We had a seminar with Juliet Laura  as will as two artists James Irwin and Kristina Pulejkova on Monday 12th December. James and Kristina showed us several digital visual projects with the research processes. These two artists both connect physical with digital reality through technology like computer programming.

One thing impressed me is that when James did the project ‘The RGB Spectrum’, he searched for the key words of his work online and found that another artist France Languérand had already got a similar outcomes, so James contacted Languérand and invited her to contribute her work to the show. It’s really interesting that although artists’ reasons for the the similar project were different, they share the researches and information in the visual fields. It provide me a approach of research that when go through my own projects, try to find if there anyone else who have done the similar works with mine and maybe I can glean some useful information from them. 

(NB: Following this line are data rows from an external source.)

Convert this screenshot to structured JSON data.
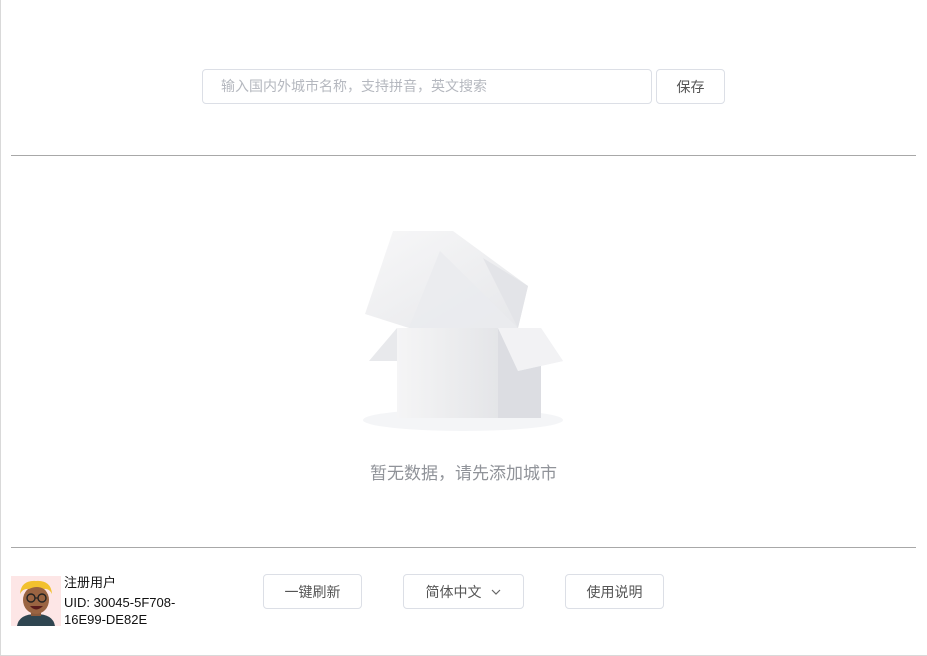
{
  "search": {
    "placeholder": "输入国内外城市名称，支持拼音，英文搜索",
    "value": ""
  },
  "toolbar": {
    "save_label": "保存"
  },
  "empty_state": {
    "message": "暂无数据，请先添加城市",
    "icon": "empty-box-icon"
  },
  "footer": {
    "user_type": "注册用户",
    "uid": "UID: 30045-5F708-16E99-DE82E",
    "refresh_label": "一键刷新",
    "language_label": "简体中文",
    "help_label": "使用说明"
  },
  "colors": {
    "border": "#dcdfe6",
    "divider": "#a8a8a8",
    "muted_text": "#909399"
  }
}
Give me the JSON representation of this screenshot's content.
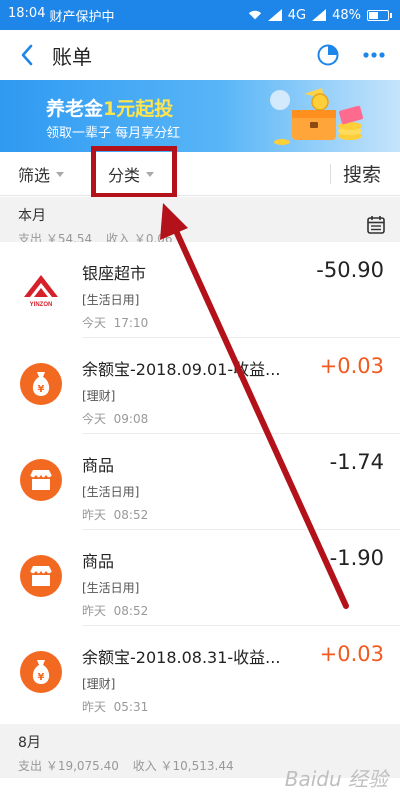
{
  "status_bar": {
    "time": "18:04",
    "notice": "财产保护中",
    "network": "4G",
    "battery_percent": "48%",
    "battery_level": 0.48
  },
  "nav": {
    "title": "账单",
    "back_icon": "chevron-left-icon",
    "chart_icon": "pie-chart-icon",
    "more_icon": "more-dots-icon"
  },
  "banner": {
    "title_prefix": "养老金",
    "title_highlight": "1元起投",
    "subtitle": "领取一辈子 每月享分红"
  },
  "filters": {
    "filter_label": "筛选",
    "category_label": "分类",
    "search_label": "搜索"
  },
  "months": [
    {
      "name": "本月",
      "expense": "支出 ￥54.54",
      "income": "收入 ￥0.06"
    },
    {
      "name": "8月",
      "expense": "支出 ￥19,075.40",
      "income": "收入 ￥10,513.44"
    }
  ],
  "transactions": [
    {
      "title": "银座超市",
      "category": "[生活日用]",
      "day": "今天",
      "time": "17:10",
      "amount": "-50.90",
      "positive": false,
      "icon": "yinzuo-logo-icon"
    },
    {
      "title": "余额宝-2018.09.01-收益...",
      "category": "[理财]",
      "day": "今天",
      "time": "09:08",
      "amount": "+0.03",
      "positive": true,
      "icon": "money-bag-icon"
    },
    {
      "title": "商品",
      "category": "[生活日用]",
      "day": "昨天",
      "time": "08:52",
      "amount": "-1.74",
      "positive": false,
      "icon": "store-icon"
    },
    {
      "title": "商品",
      "category": "[生活日用]",
      "day": "昨天",
      "time": "08:52",
      "amount": "-1.90",
      "positive": false,
      "icon": "store-icon"
    },
    {
      "title": "余额宝-2018.08.31-收益...",
      "category": "[理财]",
      "day": "昨天",
      "time": "05:31",
      "amount": "+0.03",
      "positive": true,
      "icon": "money-bag-icon"
    }
  ],
  "colors": {
    "brand_blue": "#1e86e8",
    "positive_amount": "#f05a1e",
    "highlight_red": "#b3121a"
  },
  "watermark": "Baidu 经验"
}
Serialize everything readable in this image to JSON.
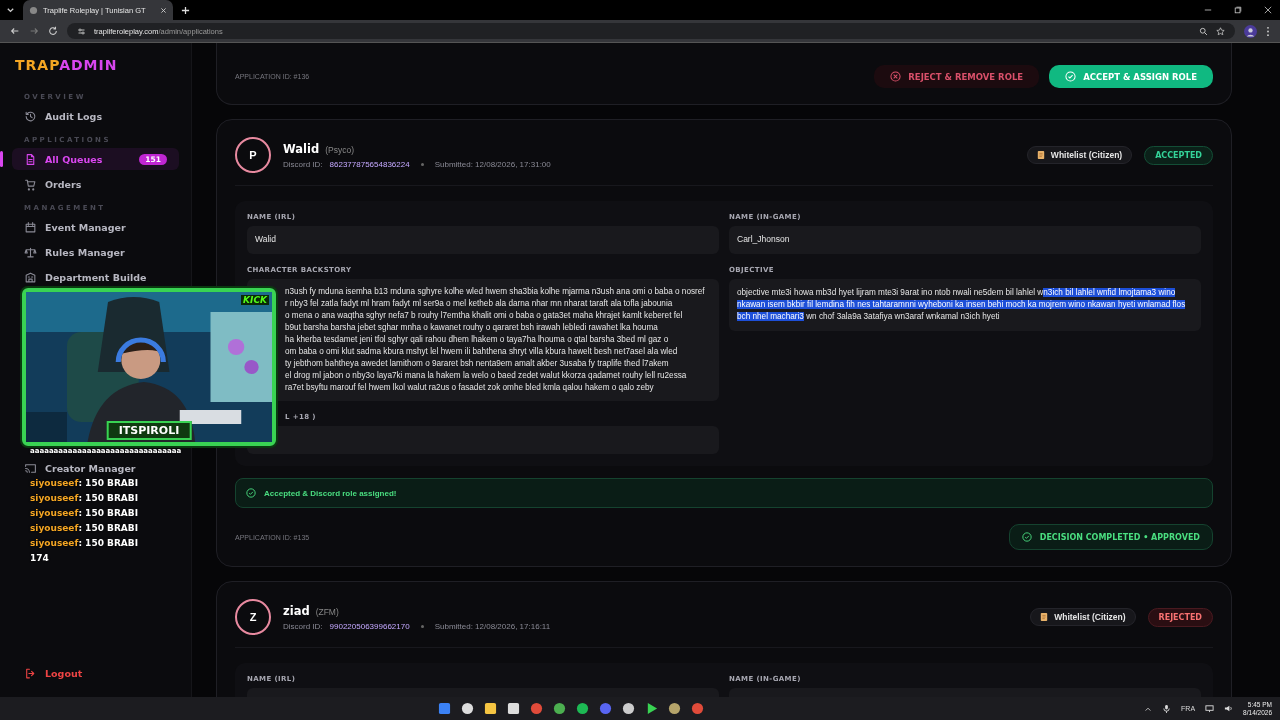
{
  "browser": {
    "tab_title": "Traplife Roleplay | Tunisian GT",
    "url_host": "trapliferoleplay.com",
    "url_path": "/admin/applications"
  },
  "sidebar": {
    "logo_first": "TRAP",
    "logo_second": "ADMIN",
    "sections": [
      {
        "title": "OVERVIEW",
        "items": [
          {
            "label": "Audit Logs",
            "selected": false
          }
        ]
      },
      {
        "title": "APPLICATIONS",
        "items": [
          {
            "label": "All Queues",
            "selected": true,
            "badge": "151"
          },
          {
            "label": "Orders",
            "selected": false
          }
        ]
      },
      {
        "title": "MANAGEMENT",
        "items": [
          {
            "label": "Event Manager",
            "selected": false
          },
          {
            "label": "Rules Manager",
            "selected": false
          },
          {
            "label": "Department Builde",
            "selected": false
          }
        ]
      }
    ],
    "lower_items": [
      {
        "label": "Creator Manager",
        "selected": false
      }
    ],
    "logout": "Logout"
  },
  "applications": [
    {
      "application_id": "APPLICATION ID: #136",
      "actions": [
        {
          "label": "REJECT & REMOVE ROLE",
          "kind": "reject"
        },
        {
          "label": "ACCEPT & ASSIGN ROLE",
          "kind": "accept"
        }
      ]
    },
    {
      "applicant": {
        "initial": "P",
        "name": "Walid",
        "alias": "(Psyco)",
        "discord_label": "Discord ID:",
        "discord_id": "862377875654836224",
        "submitted": "Submitted: 12/08/2026, 17:31:00"
      },
      "type_badge": "Whitelist (Citizen)",
      "status": {
        "label": "ACCEPTED",
        "kind": "accepted"
      },
      "fields": [
        {
          "label": "NAME (IRL)",
          "kind": "text",
          "value": "Walid"
        },
        {
          "label": "NAME (IN-GAME)",
          "kind": "text",
          "value": "Carl_Jhonson"
        },
        {
          "label": "CHARACTER BACKSTORY",
          "kind": "lines",
          "lines": [
            "n3ush fy mduna isemha b13 mduna sghyre kolhe wled hwem sha3bia kolhe mjarma n3ush ana omi o baba o nosref",
            "r nby3 fel zatla fadyt ml hram fadyt ml ser9a o mel ketheb ala darna nhar mn nharat taraft ala tofla jabounia",
            "o mena o ana waqtha sghyr nefa7 b rouhy l7emtha khalit omi o baba o gata3et maha khrajet kamlt keberet fel",
            "b9ut barsha barsha jebet sghar mnha o kawanet rouhy o qararet bsh irawah lebledi rawahet lka houma",
            "ha kherba tesdamet jeni tfol sghyr qali rahou dhem lhakem o taya7ha lhouma o qtal barsha 3bed ml gaz o",
            "om baba o omi klut sadma kbura mshyt lel hwem ili bahthena shryt villa kbura hawelt besh net7asel ala wled",
            "ty jebthom bahtheya awedet lamithom o 9araret bsh nenta9em amalt akber 3usaba fy traplife thed l7akem",
            "el drog ml jabon o nby3o laya7ki mana la hakem la welo o baed zedet walut kkorza qadamet rouhy lell ru2essa",
            "ra7et bsyftu marouf fel hwem lkol walut ra2us o fasadet zok omhe bled kmla qalou hakem o qalo zeby"
          ]
        },
        {
          "label": "OBJECTIVE",
          "kind": "segments",
          "segments": [
            {
              "text": "objective mte3i howa mb3d hyet lijram mte3i 9arat ino ntob nwali ne5dem bil lahlel w",
              "selected": false
            },
            {
              "text": "n3ich bil lahlel wnfid lmojtama3 wino nkawan isem bkbir fil lemdina fih nes tahtaramnni wyheboni ka insen behi moch ka mojrem wino nkawan hyeti wnlamad flos bch nhel machari3",
              "selected": true
            },
            {
              "text": " wn chof 3ala9a 3atafiya wn3araf wnkamal n3ich hyeti",
              "selected": false
            }
          ]
        },
        {
          "label": "L +18 )",
          "kind": "covered"
        }
      ],
      "banner": "Accepted & Discord role assigned!",
      "application_id": "APPLICATION ID: #135",
      "decision": "DECISION COMPLETED • APPROVED"
    },
    {
      "applicant": {
        "initial": "Z",
        "name": "ziad",
        "alias": "(ZFM)",
        "discord_label": "Discord ID:",
        "discord_id": "990220506399662170",
        "submitted": "Submitted: 12/08/2026, 17:16:11"
      },
      "type_badge": "Whitelist (Citizen)",
      "status": {
        "label": "REJECTED",
        "kind": "rejected"
      },
      "fields": [
        {
          "label": "NAME (IRL)",
          "kind": "text"
        },
        {
          "label": "NAME (IN-GAME)",
          "kind": "text"
        }
      ]
    }
  ],
  "stream_overlay": {
    "logo": "KICK",
    "streamer": "ITSPIROLI",
    "chat": [
      {
        "text": "aaaaaaaaaaaaaaaaaaaaaaaaaaaaaaaa"
      },
      {
        "user": "siyouseef",
        "text": ": 150 BRABI"
      },
      {
        "user": "siyouseef",
        "text": ": 150 BRABI"
      },
      {
        "user": "siyouseef",
        "text": ": 150 BRABI"
      },
      {
        "user": "siyouseef",
        "text": ": 150 BRABI"
      },
      {
        "user": "siyouseef",
        "text": ": 150 BRABI"
      },
      {
        "text": "174"
      }
    ]
  },
  "taskbar": {
    "lang": "FRA",
    "time": "5:45 PM",
    "date": "8/14/2026"
  }
}
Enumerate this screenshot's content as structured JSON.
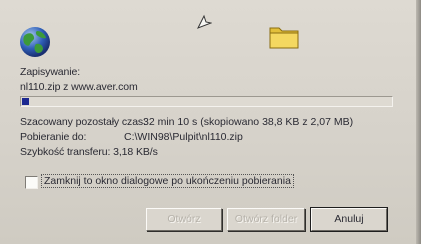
{
  "dialog": {
    "label_saving": "Zapisywanie:",
    "file_info": "nl110.zip z www.aver.com",
    "progress": 0.02,
    "estimated_label": "Szacowany pozostały czas:",
    "estimated_value": "32 min 10 s (skopiowano 38,8 KB z 2,07 MB)",
    "download_to_label": "Pobieranie do:",
    "download_to_value": "C:\\WIN98\\Pulpit\\nl110.zip",
    "transfer_rate": "Szybkość transferu: 3,18 KB/s",
    "close_on_complete_label": "Zamknij to okno dialogowe po ukończeniu pobierania",
    "close_on_complete_checked": false
  },
  "buttons": {
    "open": "Otwórz",
    "open_folder": "Otwórz folder",
    "cancel": "Anuluj"
  },
  "icons": {
    "globe": "globe-icon",
    "folder": "folder-icon",
    "cursor": "mouse-cursor-icon"
  }
}
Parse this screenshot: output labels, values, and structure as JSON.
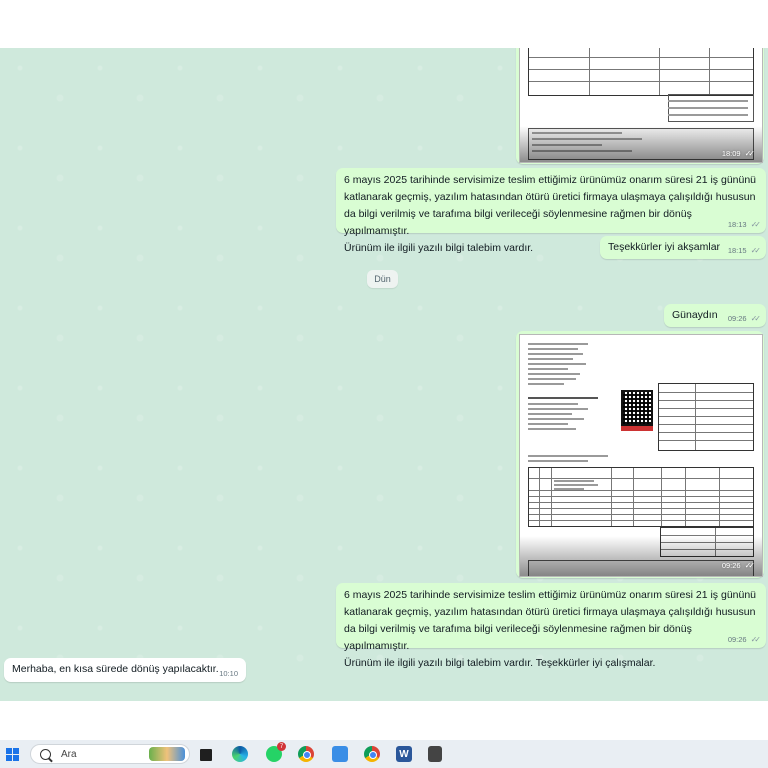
{
  "chat": {
    "messages": [
      {
        "id": "img1",
        "type": "image",
        "time": "18:09"
      },
      {
        "id": "m1",
        "type": "text",
        "direction": "out",
        "lines": [
          "6 mayıs 2025  tarihinde servisimize teslim ettiğimiz ürünümüz  onarım süresi 21 iş gününü",
          "katlanarak geçmiş, yazılım hatasından ötürü üretici firmaya ulaşmaya çalışıldığı hususun",
          "da bilgi verilmiş ve tarafıma bilgi verileceği söylenmesine rağmen bir dönüş yapılmamıştır.",
          "Ürünüm ile ilgili yazılı bilgi talebim vardır."
        ],
        "time": "18:13"
      },
      {
        "id": "m2",
        "type": "text",
        "direction": "out",
        "text": "Teşekkürler iyi akşamlar",
        "time": "18:15"
      },
      {
        "id": "m3",
        "type": "text",
        "direction": "out",
        "text": "Günaydın",
        "time": "09:26"
      },
      {
        "id": "img2",
        "type": "image",
        "time": "09:26"
      },
      {
        "id": "m4",
        "type": "text",
        "direction": "out",
        "lines": [
          "6 mayıs 2025  tarihinde servisimize teslim ettiğimiz ürünümüz  onarım süresi 21 iş gününü",
          "katlanarak geçmiş, yazılım hatasından ötürü üretici firmaya ulaşmaya çalışıldığı hususun",
          "da bilgi verilmiş ve tarafıma bilgi verileceği söylenmesine rağmen bir dönüş yapılmamıştır.",
          "Ürünüm ile ilgili yazılı bilgi talebim vardır. Teşekkürler iyi çalışmalar."
        ],
        "time": "09:26"
      },
      {
        "id": "m5",
        "type": "text",
        "direction": "in",
        "text": "Merhaba, en kısa sürede dönüş yapılacaktır.",
        "time": "10:10"
      }
    ],
    "date_separator": "Dün"
  },
  "taskbar": {
    "search_placeholder": "Ara",
    "whatsapp_badge": "7",
    "icons": [
      "start-icon",
      "search-icon",
      "widgets-icon",
      "task-view-icon",
      "edge-icon",
      "whatsapp-icon",
      "chrome-icon",
      "notepad-icon",
      "chrome-profile-icon",
      "word-icon",
      "calculator-icon"
    ]
  },
  "colors": {
    "chat_bg": "#cfe9dc",
    "outgoing_bubble": "#d9fdd3",
    "incoming_bubble": "#ffffff",
    "taskbar_bg": "#e9eef3"
  }
}
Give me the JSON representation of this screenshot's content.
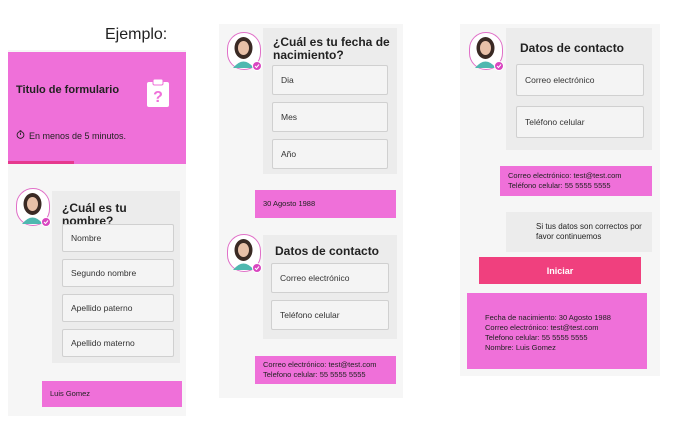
{
  "caption": "Ejemplo:",
  "panel1": {
    "form_title": "Titulo de formulario",
    "time_note": "En menos de 5 minutos.",
    "question": "¿Cuál es tu nombre?",
    "fields": [
      "Nombre",
      "Segundo nombre",
      "Apellido paterno",
      "Apellido materno"
    ],
    "answer": "Luis Gomez"
  },
  "panel2": {
    "question": "¿Cuál es tu fecha de nacimiento?",
    "fields": [
      "Dia",
      "Mes",
      "Año"
    ],
    "answer": "30 Agosto 1988",
    "contact_title": "Datos de contacto",
    "contact_fields": [
      "Correo electrónico",
      "Teléfono celular"
    ],
    "contact_answer": [
      "Correo electrónico: test@test.com",
      "Telefono celular: 55 5555 5555"
    ]
  },
  "panel3": {
    "contact_title": "Datos de contacto",
    "contact_fields": [
      "Correo electrónico",
      "Teléfono celular"
    ],
    "contact_answer": [
      "Correo electrónico: test@test.com",
      "Teléfono celular: 55 5555 5555"
    ],
    "confirm_text": "Si tus datos son correctos por favor continuemos",
    "start_button": "Iniciar",
    "summary": [
      "Fecha de nacimiento: 30 Agosto 1988",
      "Correo electrónico: test@test.com",
      "Telefono celular: 55 5555 5555",
      "Nombre: Luis Gomez"
    ]
  },
  "icons": [
    "clipboard-question-icon",
    "stopwatch-icon",
    "avatar-icon",
    "checkmark-badge-icon"
  ],
  "colors": {
    "accent_pink": "#ef70d9",
    "button_pink": "#f0407e",
    "progress": "#e6398e",
    "card_grey": "#ececec"
  }
}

In addition, during the Q&A, Kristina mentioned that there is no necessary to show the solution or outcome within the research as a scientist do. As a artist, we just need to ongoing around the theme, don’t think too much about how to explain why we use this kind of colors and lines, it’s just our a kind of artistic practice. Besides, research is not only seeing what other people but also trying different materials, processes and getting thing together. This tip is kind of working to me. When I am doing a research, I normal be likely to focus on the outcomes ( forms) and ignore the experiments. Sometime the research could be my works.

 

The projects James Irwin showed

 

 

 

The projects Kristina Pulejkova showed